Although I’ve only had one 9-5, the thought of returning to one after 13 months of being my own boss literally gives me anxiety. If we’re being honest, one day it even made me cry and I actually loved the job that I had. I figured, if I want to be successful from my own ideas that damn bad, I need to be a student at all times. As a new entrepreneur, I’ve been in student mode for a little over a year now; studying, talking to, getting advice from, and researching entrepreneurship and other entrepreneurs. I literally google my goals and read everything there is to know about them because I always thought that’s what successful people did when they realized how bad they wanted to be successful. At least that’s what they told me. During one of my class-in-session moments, I came across Paul Brown’s piece on Forbes entitled, “23 Things Every Entrepreneur Must Know.” I read it because 1) I wanted to know what 23 things I must know as an entrepreneur and 2) I wanted to know how much of it I already did/didn’t know (was I on the right track or was I way left?) Good news? I’m on the right track.
According to Paul, here’s what I and my fellow entrepreneurs must know about entrepreneurship:
1. The best way to predict the future is to create it. Figure out what people want and make it a reality.

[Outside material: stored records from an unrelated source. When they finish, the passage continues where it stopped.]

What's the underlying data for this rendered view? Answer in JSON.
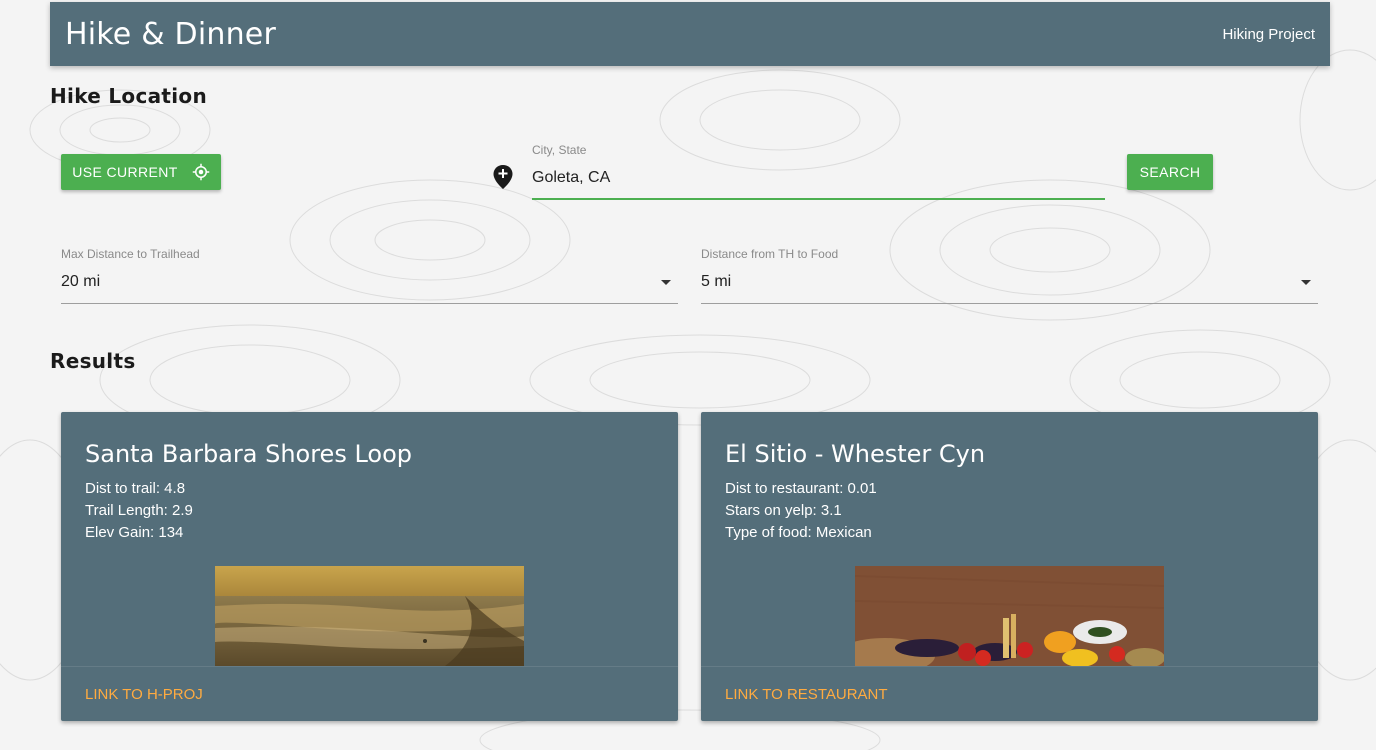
{
  "navbar": {
    "brand": "Hike & Dinner",
    "link": "Hiking Project"
  },
  "location_section": {
    "title": "Hike Location",
    "use_current_label": "USE CURRENT",
    "city_field": {
      "label": "City, State",
      "value": "Goleta, CA"
    },
    "search_label": "SEARCH"
  },
  "filters": {
    "max_distance": {
      "label": "Max Distance to Trailhead",
      "value": "20 mi"
    },
    "food_distance": {
      "label": "Distance from TH to Food",
      "value": "5 mi"
    }
  },
  "results": {
    "title": "Results",
    "trail_card": {
      "title": "Santa Barbara Shores Loop",
      "lines": [
        "Dist to trail: 4.8",
        "Trail Length: 2.9",
        "Elev Gain: 134"
      ],
      "link": "LINK TO H-PROJ"
    },
    "restaurant_card": {
      "title": "El Sitio - Whester Cyn",
      "lines": [
        "Dist to restaurant: 0.01",
        "Stars on yelp: 3.1",
        "Type of food: Mexican"
      ],
      "link": "LINK TO RESTAURANT"
    }
  },
  "colors": {
    "primary": "#546e7a",
    "accent_green": "#4caf50",
    "link_orange": "#ffab40"
  }
}
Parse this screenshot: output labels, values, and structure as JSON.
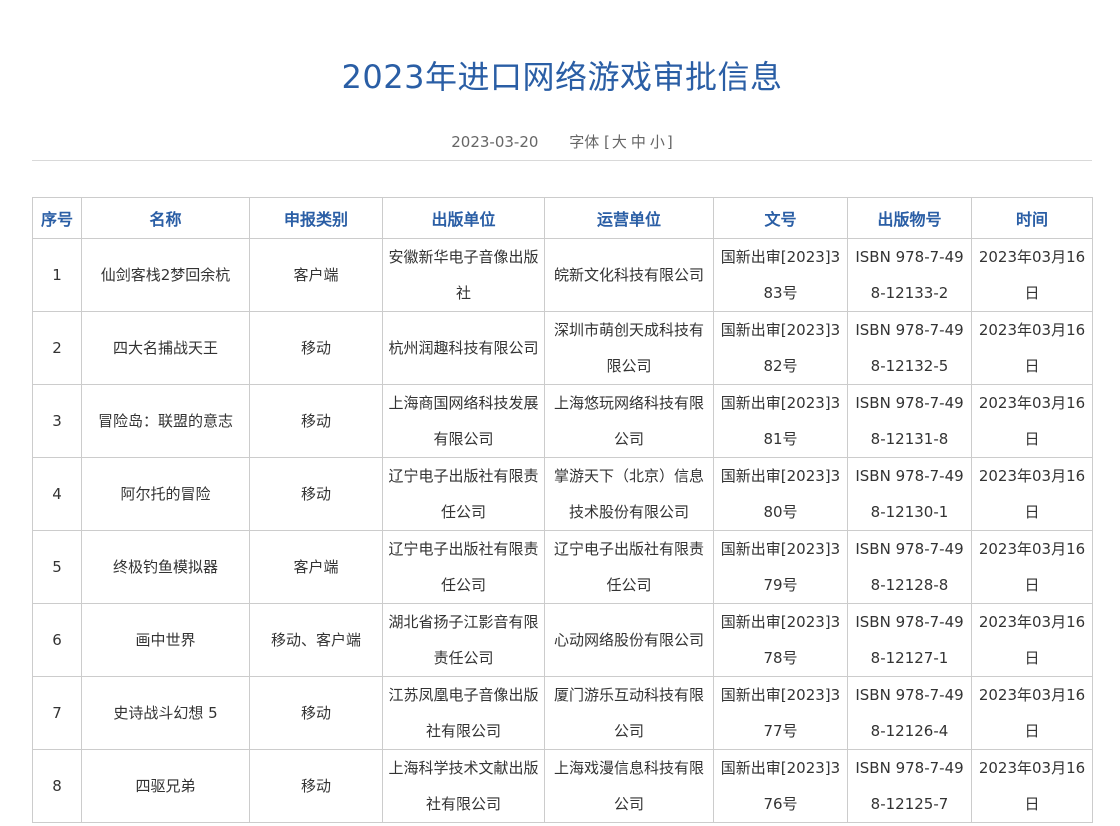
{
  "title": "2023年进口网络游戏审批信息",
  "meta": {
    "date": "2023-03-20",
    "font_label": "字体",
    "bracket_open": "[",
    "size_large": "大",
    "size_medium": "中",
    "size_small": "小",
    "bracket_close": "]"
  },
  "table": {
    "headers": [
      "序号",
      "名称",
      "申报类别",
      "出版单位",
      "运营单位",
      "文号",
      "出版物号",
      "时间"
    ],
    "rows": [
      {
        "no": "1",
        "name": "仙剑客栈2梦回余杭",
        "category": "客户端",
        "publisher": "安徽新华电子音像出版社",
        "operator": "皖新文化科技有限公司",
        "doc_no": "国新出审[2023]383号",
        "isbn": "ISBN 978-7-498-12133-2",
        "date": "2023年03月16日"
      },
      {
        "no": "2",
        "name": "四大名捕战天王",
        "category": "移动",
        "publisher": "杭州润趣科技有限公司",
        "operator": "深圳市萌创天成科技有限公司",
        "doc_no": "国新出审[2023]382号",
        "isbn": "ISBN 978-7-498-12132-5",
        "date": "2023年03月16日"
      },
      {
        "no": "3",
        "name": "冒险岛：联盟的意志",
        "category": "移动",
        "publisher": "上海商国网络科技发展有限公司",
        "operator": "上海悠玩网络科技有限公司",
        "doc_no": "国新出审[2023]381号",
        "isbn": "ISBN 978-7-498-12131-8",
        "date": "2023年03月16日"
      },
      {
        "no": "4",
        "name": "阿尔托的冒险",
        "category": "移动",
        "publisher": "辽宁电子出版社有限责任公司",
        "operator": "掌游天下（北京）信息技术股份有限公司",
        "doc_no": "国新出审[2023]380号",
        "isbn": "ISBN 978-7-498-12130-1",
        "date": "2023年03月16日"
      },
      {
        "no": "5",
        "name": "终极钓鱼模拟器",
        "category": "客户端",
        "publisher": "辽宁电子出版社有限责任公司",
        "operator": "辽宁电子出版社有限责任公司",
        "doc_no": "国新出审[2023]379号",
        "isbn": "ISBN 978-7-498-12128-8",
        "date": "2023年03月16日"
      },
      {
        "no": "6",
        "name": "画中世界",
        "category": "移动、客户端",
        "publisher": "湖北省扬子江影音有限责任公司",
        "operator": "心动网络股份有限公司",
        "doc_no": "国新出审[2023]378号",
        "isbn": "ISBN 978-7-498-12127-1",
        "date": "2023年03月16日"
      },
      {
        "no": "7",
        "name": "史诗战斗幻想 5",
        "category": "移动",
        "publisher": "江苏凤凰电子音像出版社有限公司",
        "operator": "厦门游乐互动科技有限公司",
        "doc_no": "国新出审[2023]377号",
        "isbn": "ISBN 978-7-498-12126-4",
        "date": "2023年03月16日"
      },
      {
        "no": "8",
        "name": "四驱兄弟",
        "category": "移动",
        "publisher": "上海科学技术文献出版社有限公司",
        "operator": "上海戏漫信息科技有限公司",
        "doc_no": "国新出审[2023]376号",
        "isbn": "ISBN 978-7-498-12125-7",
        "date": "2023年03月16日"
      }
    ]
  }
}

2. Decide where you want to spend your time. Whatever you focus on is what will grow, whether you want it to or not.
3. If you want to be a successful entrepreneur, there is no such thing as a work-life balance. There’s the entrepreneur who just makes ends meet then there’s the one who’s living the life he/she dreamed of. If you want to be the latter, your work must outweigh your personal life.
4. Great entrepreneurs solve market needs. Ideas are great but make sure your idea is something that the people need.
5. Without desire, nothing happens. What good are finances and marketing skills if you don’t have a real desire to bring your idea into existence?
6. Action trumps everything. Unless you act on those ideas, they’ll remain just that – an idea.
7. Take small, smart steps towards your goals. Remember I said I was on the right track? This is where I made a left when I was supposed to make a right. I always thought being an entrepreneur was all about taking risks. According to Paul, that’s not correct. Entrepreneurs take small, calculated steps; “the bigger the risk, the bigger the reward” does not apply in entrepreneurship.
8. If you want to build a successful company, give up control. Teamwork makes the dream work.
9. Forget about your weaknesses. Be the best you can be by focusing on your strengths.
10. Turn every obstacle into an asset. Use the problems that you run into to your advantage and advantage over your competition.
What are some things you’ve learned as an entrepreneur?
To read Paul’s full list on Forbes, click here!